Daily Reflection – Oct 29, 2017
Sunday 29 October 2017
First Reading: EX 22:20-26
I love you, Lord, my strength.
PS 18:2-3, 3-4, 47, 51
Second Reading: 1 THES 1:5C-10
Gospel Reading: MT 22:34-40
Today’s Note: Thirtieth Sunday in Ordinary Time
When the Pharisees heard that Jesus had silenced the Sadducees,
they gathered together, and one of them,
a scholar of the law tested him by asking,
“Teacher, which commandment in the law is the greatest?”
He said to him,
“You shall love the Lord, your God,
with all your heart,
with all your soul,
and with all your mind.
This is the greatest and the first commandment.
The second is like it:
You shall love your neighbor as yourself.
The whole law and the prophets depend on these two commandments.”
You shall not . . . oppress an alien. (Exodus 22:20)
From Pope Francis’ address for the World Day of Migrants and Refugees, August 5, 2013:
“Not infrequently, the arrival of migrants, displaced persons, asylum-seekers and refugees gives rise to suspicion and hostility. There is a fear that society will become less secure, that identity and culture will be lost, that competition for jobs will become stiffer and even that criminal activity will increase. . . .

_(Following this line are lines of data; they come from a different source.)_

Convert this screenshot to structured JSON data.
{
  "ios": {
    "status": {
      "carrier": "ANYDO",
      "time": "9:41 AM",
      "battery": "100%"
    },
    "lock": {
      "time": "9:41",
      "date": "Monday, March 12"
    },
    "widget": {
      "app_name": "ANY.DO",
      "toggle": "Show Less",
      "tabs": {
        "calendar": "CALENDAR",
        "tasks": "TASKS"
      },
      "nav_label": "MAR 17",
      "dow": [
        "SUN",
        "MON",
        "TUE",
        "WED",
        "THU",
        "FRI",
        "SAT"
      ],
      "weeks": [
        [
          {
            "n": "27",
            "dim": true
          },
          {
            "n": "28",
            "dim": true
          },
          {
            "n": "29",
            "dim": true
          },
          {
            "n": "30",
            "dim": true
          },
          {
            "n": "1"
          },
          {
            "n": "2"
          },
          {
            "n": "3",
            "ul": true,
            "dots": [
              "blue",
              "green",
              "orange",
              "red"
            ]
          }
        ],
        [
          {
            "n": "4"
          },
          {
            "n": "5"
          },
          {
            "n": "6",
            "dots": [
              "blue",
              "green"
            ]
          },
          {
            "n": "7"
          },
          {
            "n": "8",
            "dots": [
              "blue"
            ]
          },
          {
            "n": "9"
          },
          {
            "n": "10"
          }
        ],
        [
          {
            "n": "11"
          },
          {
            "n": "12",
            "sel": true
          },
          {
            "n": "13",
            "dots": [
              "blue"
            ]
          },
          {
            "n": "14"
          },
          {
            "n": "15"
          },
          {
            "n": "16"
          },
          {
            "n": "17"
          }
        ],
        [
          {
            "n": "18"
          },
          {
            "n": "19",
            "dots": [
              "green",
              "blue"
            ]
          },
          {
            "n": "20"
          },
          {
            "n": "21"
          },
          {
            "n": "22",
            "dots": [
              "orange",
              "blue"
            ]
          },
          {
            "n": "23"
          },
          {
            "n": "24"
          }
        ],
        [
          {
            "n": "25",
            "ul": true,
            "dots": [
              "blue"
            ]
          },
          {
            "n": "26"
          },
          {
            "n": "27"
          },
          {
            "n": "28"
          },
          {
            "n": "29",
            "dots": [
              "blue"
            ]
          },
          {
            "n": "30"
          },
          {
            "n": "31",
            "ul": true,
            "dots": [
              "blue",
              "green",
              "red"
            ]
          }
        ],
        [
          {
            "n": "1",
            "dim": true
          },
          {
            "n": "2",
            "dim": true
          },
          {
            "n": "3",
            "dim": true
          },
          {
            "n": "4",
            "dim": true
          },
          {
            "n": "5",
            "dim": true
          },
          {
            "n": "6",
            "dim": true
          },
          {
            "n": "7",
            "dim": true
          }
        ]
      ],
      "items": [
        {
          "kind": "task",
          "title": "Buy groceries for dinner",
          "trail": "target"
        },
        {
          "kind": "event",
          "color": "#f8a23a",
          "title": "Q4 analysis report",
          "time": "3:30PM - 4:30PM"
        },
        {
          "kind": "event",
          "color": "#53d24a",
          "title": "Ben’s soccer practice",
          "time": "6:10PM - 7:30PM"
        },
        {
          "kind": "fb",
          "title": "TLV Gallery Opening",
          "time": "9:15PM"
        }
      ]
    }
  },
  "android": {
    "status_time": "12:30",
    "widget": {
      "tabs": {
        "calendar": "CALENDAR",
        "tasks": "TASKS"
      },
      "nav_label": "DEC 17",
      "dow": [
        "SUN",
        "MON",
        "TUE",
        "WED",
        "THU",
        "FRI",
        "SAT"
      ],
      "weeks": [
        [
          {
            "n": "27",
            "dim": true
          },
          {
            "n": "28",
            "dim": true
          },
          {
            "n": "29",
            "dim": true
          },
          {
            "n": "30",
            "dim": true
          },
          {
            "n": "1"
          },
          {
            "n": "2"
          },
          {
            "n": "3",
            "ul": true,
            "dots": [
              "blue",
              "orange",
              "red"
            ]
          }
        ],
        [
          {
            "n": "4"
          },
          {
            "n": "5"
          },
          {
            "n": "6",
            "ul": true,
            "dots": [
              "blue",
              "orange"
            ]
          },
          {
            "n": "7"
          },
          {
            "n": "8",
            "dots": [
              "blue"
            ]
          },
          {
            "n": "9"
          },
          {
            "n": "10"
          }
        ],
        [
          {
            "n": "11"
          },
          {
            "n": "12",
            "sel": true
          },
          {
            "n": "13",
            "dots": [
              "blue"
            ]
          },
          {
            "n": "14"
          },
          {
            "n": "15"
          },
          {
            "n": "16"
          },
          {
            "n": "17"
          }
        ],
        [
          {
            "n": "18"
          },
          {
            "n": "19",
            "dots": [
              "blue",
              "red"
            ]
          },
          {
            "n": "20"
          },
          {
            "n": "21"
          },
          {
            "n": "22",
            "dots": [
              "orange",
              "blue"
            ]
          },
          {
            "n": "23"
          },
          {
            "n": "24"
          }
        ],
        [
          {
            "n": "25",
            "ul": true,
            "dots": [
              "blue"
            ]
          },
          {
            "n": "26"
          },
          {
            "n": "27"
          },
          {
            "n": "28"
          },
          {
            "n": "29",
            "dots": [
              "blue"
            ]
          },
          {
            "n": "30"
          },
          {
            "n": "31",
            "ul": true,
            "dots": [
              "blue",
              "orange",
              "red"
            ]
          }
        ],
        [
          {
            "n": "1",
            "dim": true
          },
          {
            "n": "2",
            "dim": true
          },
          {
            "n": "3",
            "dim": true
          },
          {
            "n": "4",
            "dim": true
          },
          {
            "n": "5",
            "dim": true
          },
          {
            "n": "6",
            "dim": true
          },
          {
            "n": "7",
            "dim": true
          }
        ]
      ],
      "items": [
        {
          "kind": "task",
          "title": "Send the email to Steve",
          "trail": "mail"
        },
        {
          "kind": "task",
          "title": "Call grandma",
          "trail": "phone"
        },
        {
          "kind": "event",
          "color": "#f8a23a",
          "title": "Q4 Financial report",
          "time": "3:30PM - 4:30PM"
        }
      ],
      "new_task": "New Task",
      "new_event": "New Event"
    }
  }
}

“A change of attitude towards migrants and refugees is needed on the part of everyone, moving away from attitudes of defensiveness and fear, indifference and marginalization—all typical of a throwaway culture—towards attitudes based on a culture of encounter, the only culture capable of building a better, more just and fraternal world. . . .
“Every human being is a child of God! He or she bears the image of Christ! We ourselves need to see, and then to enable others to see, that migrants and refugees do not only represent a problem to be solved, but are brothers and sisters to be welcomed, respected and loved. They are an occasion that Providence gives us to help build a more just society, . . . a more fraternal world, and a more open and evangelical Christian community.
“Migration can offer possibilities for a new evangelization, open vistas for the growth of a new humanity foreshadowed in the paschal mystery: a humanity for which every foreign country is a homeland, and every homeland is a foreign country.”
We are all children of God. So let’s pray for every marginalized and displaced person who is searching for a more secure future. May God protect them from all the dangers that surround them!
“Thank you, Lord, for hearing the cry of the poor, the refugee, and the outsider!”